First of all, the New York Islanders did not play an NHL team last night. Nor was that an NHL game, at least one that counts. Let’s get that out of the way. The New Jersey Devils you saw last night were not the New Jersey Devils you’ll see on opening night. And second of all, it’s the preseason. Nothing matters and the surefire NHLers don’t really care about all this.
That being said, is Aatu Räty already an NHLer? The kid looks ready to me. He looks a little raw—mostly his skating—but he was, in my opinion, the best player on the ice last night.
I’d feel more comfortable with him working out his kinks at the NHL level than I would feel about most prospects. His talent is undeniable. More importantly, it’s natural. He just sees the ice and knows where the net is. I know, that sounds kind of dumb; they all see the ice and know where the net is! But he appears to have vision like Barzal and aim and wrist snap like Nelson. And this team has been clamoring for offense: Maybe he’s the spark.
I don’t know, you tell me: Am I getting too excited? Is this absurd? Am I doing the exact thing I chided you all for last week by reading too much into the preseason? It wouldn’t be the first time.
At the very least, it’s clear we made out like bandits with him falling to no. 52 overall.
- Recaps from last night: Räty wasn’t the only forward who joined the offensive party. [3 Takeaways] Semyon Varlamov got the win in his first full game. [Rapid Recap]
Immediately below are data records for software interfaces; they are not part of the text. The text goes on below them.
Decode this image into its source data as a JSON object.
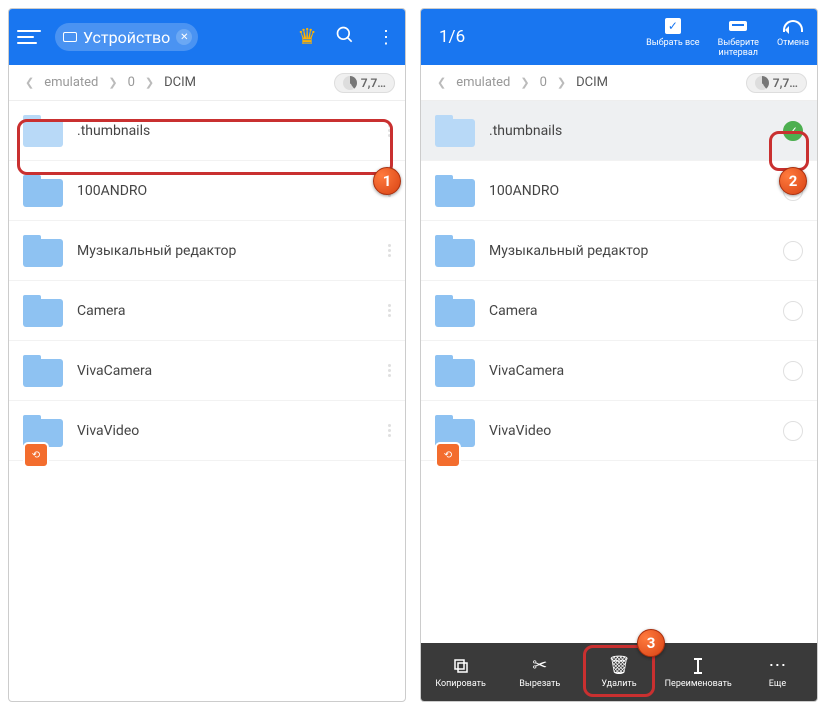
{
  "left": {
    "chip_label": "Устройство",
    "breadcrumb": [
      "emulated",
      "0",
      "DCIM"
    ],
    "storage": "7,7…",
    "folders": [
      ".thumbnails",
      "100ANDRO",
      "Музыкальный редактор",
      "Camera",
      "VivaCamera",
      "VivaVideo"
    ]
  },
  "right": {
    "selection_count": "1/6",
    "actions_top": {
      "select_all": "Выбрать все",
      "interval": "Выберите\nинтервал",
      "cancel": "Отмена"
    },
    "breadcrumb": [
      "emulated",
      "0",
      "DCIM"
    ],
    "storage": "7,7…",
    "folders": [
      ".thumbnails",
      "100ANDRO",
      "Музыкальный редактор",
      "Camera",
      "VivaCamera",
      "VivaVideo"
    ],
    "bottombar": {
      "copy": "Копировать",
      "cut": "Вырезать",
      "delete": "Удалить",
      "rename": "Переименовать",
      "more": "Еще"
    }
  },
  "badges": {
    "b1": "1",
    "b2": "2",
    "b3": "3"
  }
}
- Lane doesn’t give away much.
“In order to create a little more, our defense has to get active.”— New York Islanders (@NYIslanders) October 7, 2022
More from Lane Lambert surrounding the team’s performance tonight ⬇️ pic.twitter.com/2DXirPGzbh
- Some experts believe Mathew Barzal could be a 90-100 point player with the right supporting cast. Realistically, if he’s with Zach Parise and Kyle Palmieri for a while, I’ll take 80-some-odd points; that would be a dream. [The Athletic]
- Barzal is a New Yorker now—no, he’s a Long Islander and will be for another nine years. [amNY]
- Anders Lee admitted that it took some time to get back to his game coming back from his ACL injury, but now he feels “more comfortable.” [amNY]
- Nikita Soshnikov continues to make his case for the opening night roster as Lane Lambert indicated that the field of players eligible to make the roster has “expanded.” [Newsday]
- Andrew Gross talks about the Barzal contract and roster cuts and has a chat with Cory Schneider before answering your questions. [Island Ice Ep. 141]
- The Metropolitan Division figures to be the league’s tightest this season; only one team, the Philadelphia Flyers, is a sure thing to miss the playoffs, and they don’t even think they are. [THN]
- The Elmont-UBS Arena LIRR stop now operates in both directions. We don’t have to go to Queens Village anymore, not unless we want to. [Announcement | On the “Gamechanger”]
- Overnight Wednesday into Thursday, the Dallas Stars and Jason Robertson finally agreed to a contract, a four-year bridge deal that leaves him one year away from UFA à la Matthew Tkachuk. [NHL]
- New defenseman fast, make hockey good. Lather, rinse, repeat your take. [ESPN]
- The “best” one-two punches up the middle, “ranked.” Barzal and Brock Nelson come in way lower than they should, but this piece—like every lame Athletic article these days—looks only at cumulative numbers. This is just like the ESPN+ goalie tandem article I linked on Wednesday: Most of the highest-ranked duos are there because of one guy. [The Athletic]
- Speaking of Greg Wyshynski’s takes, he thinks his hometown team puts up 30 more points than last year and jumps the Rangers for third in the division, knocking out the Capitals. Alright, back to Puck Daddy with you. [E$PN+]
- And in the world of real, deserved outrage, Hockey Nova Scotia will cut off funds to Hockey Canada; this comes one day after Hockey Québec and the Ontario Hockey Federation made similar announcements, and also alongside numerous corporate sponsors pausing their relationship—in one case, a company terminated their relationship altogether. Hockey Canada’s leadership is amazingly incompetent.
- Onto some good stories: I don’t often include age, but Jaromir Jagr, 50(!), says he probably doesn’t have time to play this season. Not that he physically can’t; he’s just too busy. This guy, man—I hated him when I was a kid for playing for all our rivals, but now I just respect him. [NHL]
- And Johnny Oduya is back home in Stockholm. He has really made the most of the word “purpose.” [The Athletic]